perspective are Putin’s national security goals, namely, to enhance Russia’s sphere of influence in the post-Soviet space; a new security architecture in Europe and Eurasia; a weakened and divided NATO and EU; and expand its influence into Europe.
In quick succession of the NATO Summit, there was a scheduled meeting of the NATO-Russia Council (NRC) fixed on July 13, 2016. Even as it was set up in 2002, the NRC has been more of conflict than cooperation. But under the prevailing conditions there was no positive outcome of the meeting. In fact, as expected, Moscow’s reaction to the NATO decisions has been strong and negative.
Firstly, Russia has slammed the NATO decision of deployment of forces and focusing on what it called a “nonexistent” threat from Russia. The Kremlin spokesman, Dmitry Peskov, has been candid in stating that it was “absurd to speak of a threat from Russia” and that Moscow hoped “common sense” should have prevailed at the Warsaw Summit. In fact even before the Warsaw Summit, on July 8, addressing journalists he said: “Russia was and is open to dialogue and interested in cooperation but only on a mutually beneficial basis and taking into account mutual interests,”
Secondly, on July 10 the Russian Foreign Ministry made a statement: “Contrary to the objective interests of maintaining peace and stability in Europe, the NATO alliance concen-trates its efforts on deterring a nonexistent threat from the east.”
Thirdly, in an interview in the newspaper Kommersant, Russia’s ambassador to NATO, Aleksandr Grushko, said the alliance has a “confrontational agenda” and that Moscow would take countermeasures.
Fourthly, Gorbachev, who was the architect of new Russia being instrumental for the breakup of the Soviet Union, has been very unhappy with the latest developments and has been candid in stating that the NATO seemed to be preparing for ‘Hot War’ against Russia.

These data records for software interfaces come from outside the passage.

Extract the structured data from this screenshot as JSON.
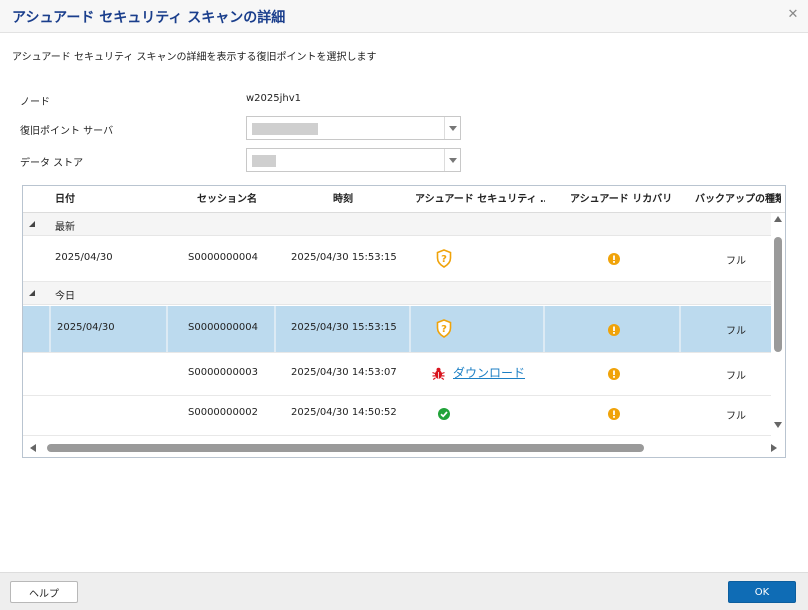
{
  "dialog": {
    "title": "アシュアード セキュリティ スキャンの詳細",
    "close_label": "✕",
    "instruction": "アシュアード セキュリティ スキャンの詳細を表示する復旧ポイントを選択します"
  },
  "form": {
    "node_label": "ノード",
    "node_value": "w2025jhv1",
    "rps_label": "復旧ポイント サーバ",
    "datastore_label": "データ ストア"
  },
  "grid": {
    "columns": [
      "日付",
      "セッション名",
      "時刻",
      "アシュアード セキュリティ …",
      "アシュアード リカバリ",
      "バックアップの種類"
    ],
    "groups": [
      {
        "label": "最新",
        "rows": [
          {
            "date": "2025/04/30",
            "session": "S0000000004",
            "time": "2025/04/30 15:53:15",
            "security": "pending-shield",
            "recovery": "warning",
            "type": "フル"
          }
        ]
      },
      {
        "label": "今日",
        "rows": [
          {
            "date": "2025/04/30",
            "session": "S0000000004",
            "time": "2025/04/30 15:53:15",
            "security": "pending-shield",
            "recovery": "warning",
            "type": "フル",
            "selected": true
          },
          {
            "date": "",
            "session": "S0000000003",
            "time": "2025/04/30 14:53:07",
            "security": "threat-download",
            "security_link": "ダウンロード",
            "recovery": "warning",
            "type": "フル"
          },
          {
            "date": "",
            "session": "S0000000002",
            "time": "2025/04/30 14:50:52",
            "security": "success-check",
            "recovery": "warning",
            "type": "フル"
          }
        ]
      }
    ]
  },
  "footer": {
    "help_label": "ヘルプ",
    "ok_label": "OK"
  },
  "colors": {
    "title": "#1a3e8c",
    "selected_row": "#bcdaee",
    "warning": "#f0a30a",
    "success": "#22a33a",
    "threat": "#d9141e",
    "link": "#1c7fc4",
    "ok_button": "#0f6cb5"
  }
}
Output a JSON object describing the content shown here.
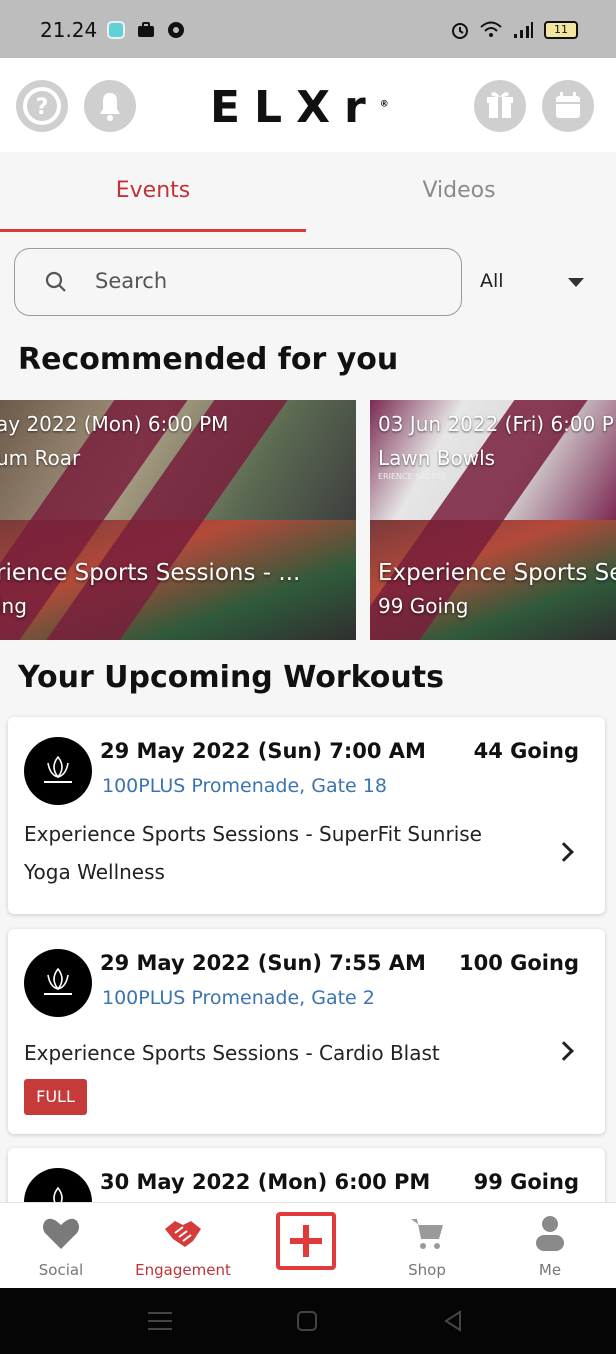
{
  "status_bar": {
    "time": "21.24",
    "battery": "11"
  },
  "header": {
    "logo": "ELXr",
    "logo_mark": "®"
  },
  "tabs": [
    {
      "label": "Events",
      "active": true
    },
    {
      "label": "Videos",
      "active": false
    }
  ],
  "search": {
    "placeholder": "Search",
    "filter_value": "All"
  },
  "sections": {
    "recommended": "Recommended for you",
    "upcoming": "Your Upcoming Workouts"
  },
  "recommended": [
    {
      "date": "ay 2022 (Mon) 6:00 PM",
      "venue": "um Roar",
      "title": "rience Sports Sessions -  ...",
      "going": "ing",
      "sub": ""
    },
    {
      "date": "03 Jun 2022 (Fri) 6:00 P",
      "venue": "Lawn Bowls",
      "title": "Experience Sports Se",
      "going": "99 Going",
      "sub": "ERIENCE SPORTS"
    }
  ],
  "workouts": [
    {
      "date": "29 May 2022 (Sun) 7:00 AM",
      "going": "44 Going",
      "location": "100PLUS Promenade, Gate 18",
      "title": "Experience Sports Sessions -  SuperFit Sunrise Yoga Wellness",
      "badge": ""
    },
    {
      "date": "29 May 2022 (Sun) 7:55 AM",
      "going": "100 Going",
      "location": "100PLUS Promenade, Gate 2",
      "title": "Experience Sports Sessions -  Cardio Blast",
      "badge": "FULL"
    },
    {
      "date": "30 May 2022 (Mon) 6:00 PM",
      "going": "99 Going",
      "location": "",
      "title": "",
      "badge": ""
    }
  ],
  "bottom_nav": [
    {
      "label": "Social",
      "icon": "heart-icon",
      "active": false
    },
    {
      "label": "Engagement",
      "icon": "handshake-icon",
      "active": true
    },
    {
      "label": "",
      "icon": "add-icon",
      "active": false
    },
    {
      "label": "Shop",
      "icon": "cart-icon",
      "active": false
    },
    {
      "label": "Me",
      "icon": "person-icon",
      "active": false
    }
  ],
  "colors": {
    "accent": "#c0333a",
    "link": "#3b74b0",
    "badge": "#c73a3a"
  }
}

Fifthly, while condemning the NATO decision and to counter the deployment of forces, Russia has decided to deploy the advanced S-400 missile-defence system in the region of Crimea by August. This could be either a substitute for S-300 or in addition to that which are already there. This was, as per Russian media reports, on July 15 by the Deputy Commander of the Russian Army’s 18th Air Defence Regiment, based in Feodosia. So this seems to be a countermove by Russia against the NATO decision. Hence conflict might further increase in the region.
Lastly, there are accusations and counter- accusations between the NATO and Russia. Western critics and political leaders allege that Russian warplanes routinely probe the NATO air defences with incursions into the NATO airspace over the Baltics and have buzzed the NATO ships in the Black Sea. Countering this, Moscow calls the NATO’s planned deployment of additional multinational forces to Estonia, Latvia, Lithuania, and Poland a “dangerous build-up” close to its borders and that will create new military divisions in response. In view of this there is little chance that the NATO-Russia Council will ever return to its original role as a partnership because the two sides no longer seem to agree on the original post-Cold War architecture it was founded upon in 2002.
In lieu of conclusion it may be stated that the contention of the West to deploy military installation and provide security to Poland and the Baltic states against the alleged perception of Russia’s threat is a figment of its imagination.
In the ultimate analysis the main objective is that the NATO wants Russia to pay a heavy price for its involvement in Ukraine and annexation of Crimea, even as Russia is unlikely to give up Crimea. The West may succeed in further aggravating economic crisis that Russia has been experiencing due to economic sanctions imposed on it since 2014. Moreover, deployment of forces in the region by the NATO on one side and by Russia on the other will only increase conflict in the region.
Dr R.G. Gidadhubli is a Professor and former Director, Centre for Central Eurasian Studies, University of Mumbai, Mumbai.